As a result, applicants are spending
more time and putting more thought
than aspiring students in previous
Holmes said the diversity question
troubled some of her students that
grew up in a very homogeneous envi-
"The students haven't experienced
diversity, but that's something they're
looking for," Holmes said, adding that
she tells her students to look for expe-
riences that make them distinct,
including the lack of diversity in their
lives. "An honest approach is probably
the best answer."
Rochester Hills High School senior
Andy Putman said he wrote about his
interests in the world and other cul-
tures, although he said he worked a lit-
tle harder to show how diversity fit
into his life.
"That was really tough being a
white male trying to explain to an
admissions staff how I'm going to
bring diversity to campus," Putman
said. "It's not necessarily being
diverse, it's more about writing what
I'm into and I had to make it sound
like I was being diverse."
Canton High School senior Suketu
Patel addressed the stark differences
between attending a high school in
Canton Township as opposed to one in
the more conservative Temperance,
which he previously attended. But he
added that several other students were
By Michael Kan
Daily Staff Reporter
U.S. Rep. John Dingell slammed the Bush
administration's policies last night at the Michi-

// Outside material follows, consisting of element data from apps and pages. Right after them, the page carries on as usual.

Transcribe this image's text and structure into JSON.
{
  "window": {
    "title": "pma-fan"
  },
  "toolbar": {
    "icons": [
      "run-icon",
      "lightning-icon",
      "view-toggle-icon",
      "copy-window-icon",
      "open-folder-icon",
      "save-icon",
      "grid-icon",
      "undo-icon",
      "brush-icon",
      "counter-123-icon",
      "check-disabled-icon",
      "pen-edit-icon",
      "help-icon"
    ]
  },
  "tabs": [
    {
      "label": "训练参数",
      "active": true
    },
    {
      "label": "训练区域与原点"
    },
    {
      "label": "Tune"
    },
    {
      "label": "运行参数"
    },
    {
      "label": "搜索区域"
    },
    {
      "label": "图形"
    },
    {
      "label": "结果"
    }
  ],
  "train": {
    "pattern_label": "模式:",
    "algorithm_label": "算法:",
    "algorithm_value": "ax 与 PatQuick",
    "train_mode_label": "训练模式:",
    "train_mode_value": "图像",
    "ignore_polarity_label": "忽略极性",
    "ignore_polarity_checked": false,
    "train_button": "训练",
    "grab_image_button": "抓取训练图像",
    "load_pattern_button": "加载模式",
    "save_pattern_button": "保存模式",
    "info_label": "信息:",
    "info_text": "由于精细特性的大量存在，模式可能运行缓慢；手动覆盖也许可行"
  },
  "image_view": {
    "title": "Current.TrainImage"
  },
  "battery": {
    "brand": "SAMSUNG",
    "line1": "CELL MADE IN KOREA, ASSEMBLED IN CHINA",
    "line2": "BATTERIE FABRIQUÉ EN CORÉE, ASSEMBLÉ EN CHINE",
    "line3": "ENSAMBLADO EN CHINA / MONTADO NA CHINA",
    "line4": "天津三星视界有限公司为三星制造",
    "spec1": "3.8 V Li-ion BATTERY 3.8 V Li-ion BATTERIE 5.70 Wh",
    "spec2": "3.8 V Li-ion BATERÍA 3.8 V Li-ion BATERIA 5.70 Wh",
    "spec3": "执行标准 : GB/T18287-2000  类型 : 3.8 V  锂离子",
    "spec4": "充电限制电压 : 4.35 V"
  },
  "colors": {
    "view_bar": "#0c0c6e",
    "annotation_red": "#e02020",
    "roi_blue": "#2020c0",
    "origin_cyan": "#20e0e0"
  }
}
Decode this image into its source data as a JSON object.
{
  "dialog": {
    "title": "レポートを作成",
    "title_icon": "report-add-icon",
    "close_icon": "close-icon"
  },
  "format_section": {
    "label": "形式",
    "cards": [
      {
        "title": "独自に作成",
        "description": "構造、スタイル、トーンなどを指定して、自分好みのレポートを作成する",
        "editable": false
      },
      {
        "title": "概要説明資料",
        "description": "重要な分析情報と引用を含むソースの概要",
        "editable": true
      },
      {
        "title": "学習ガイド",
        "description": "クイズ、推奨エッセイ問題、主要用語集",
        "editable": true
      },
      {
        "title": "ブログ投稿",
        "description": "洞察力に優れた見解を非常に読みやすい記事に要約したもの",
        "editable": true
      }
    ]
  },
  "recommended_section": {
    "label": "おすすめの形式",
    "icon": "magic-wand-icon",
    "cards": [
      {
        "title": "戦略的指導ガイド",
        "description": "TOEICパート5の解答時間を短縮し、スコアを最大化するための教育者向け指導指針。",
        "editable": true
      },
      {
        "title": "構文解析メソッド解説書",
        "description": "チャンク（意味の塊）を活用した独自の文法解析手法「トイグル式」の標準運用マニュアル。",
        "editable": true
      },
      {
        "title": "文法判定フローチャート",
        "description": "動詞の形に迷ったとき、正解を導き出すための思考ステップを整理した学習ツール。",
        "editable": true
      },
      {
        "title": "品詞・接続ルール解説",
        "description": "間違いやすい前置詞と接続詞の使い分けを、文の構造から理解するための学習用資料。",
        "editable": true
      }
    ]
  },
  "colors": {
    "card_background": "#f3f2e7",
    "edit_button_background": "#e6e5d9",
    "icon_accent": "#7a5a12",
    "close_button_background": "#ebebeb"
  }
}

gan Union, but said the real reason he came to
campus was to listen to his community.
"I have come here tonight to visit the people I
have served. To tell them my plans, but to also
hear what you want Congress to be doing," said
Still, Dingell spent much of the forum criticiz-
ing the Bush administration's policies.
Dingell took questions on issues facing the
United States and tried to offer solutions to
them. But first, Dingell delivered several pieces
of bad news.
"The budget deficit is 500 billion - the
biggest in history. But it is very possible the
.afii : ril l :n - rn -a :in tha i.tir 17 i ..;1
predictions for the United States. He gave
details on other policies he calls misguided,
including the legislation on Medicare and the
occupation in Iraq.
But Dingell spent the bulk of the forum
answering audience questions. The forum
encompassed a broad variety of topics, but Din-
gell expressed endless concern about the United
States' future, saying the government has a duty
to look at the future of its country.
The government must also make sure the
country is fair and human, Dingell said. He
added that the Bush administration is not carry-
ing out either of these duties.
A main criticism of the current administration
involved the Medicare bill pending Bush's signa-
ture. Dingell said he opposed the new bill
because it would privatize the healthcare system.
Moreover, he supported the original Medicare
cvet a '1( AiRP i ac ;+ .VP. ale 1 "Medicare
graphic and video images of their candidates.
And aside from taking a break on Thanksgiv-
ing, she hasn't slowed down.
"I was with (Clark) until Thanksgiving Day,"
she told The Michigan Daily in an interview yes-
terday. "I actually spent some time with my fami-
ly and reminded them who I was. ... And now
I'm back at it again."
Buchanan said the time spent alongside Clark
and his staff has apprised her of the enormous
amount of work that goes on behind the scenes of
"Up to this point I knew generally what (run-
nina for nresiAntl woul1d mean hut honntly. I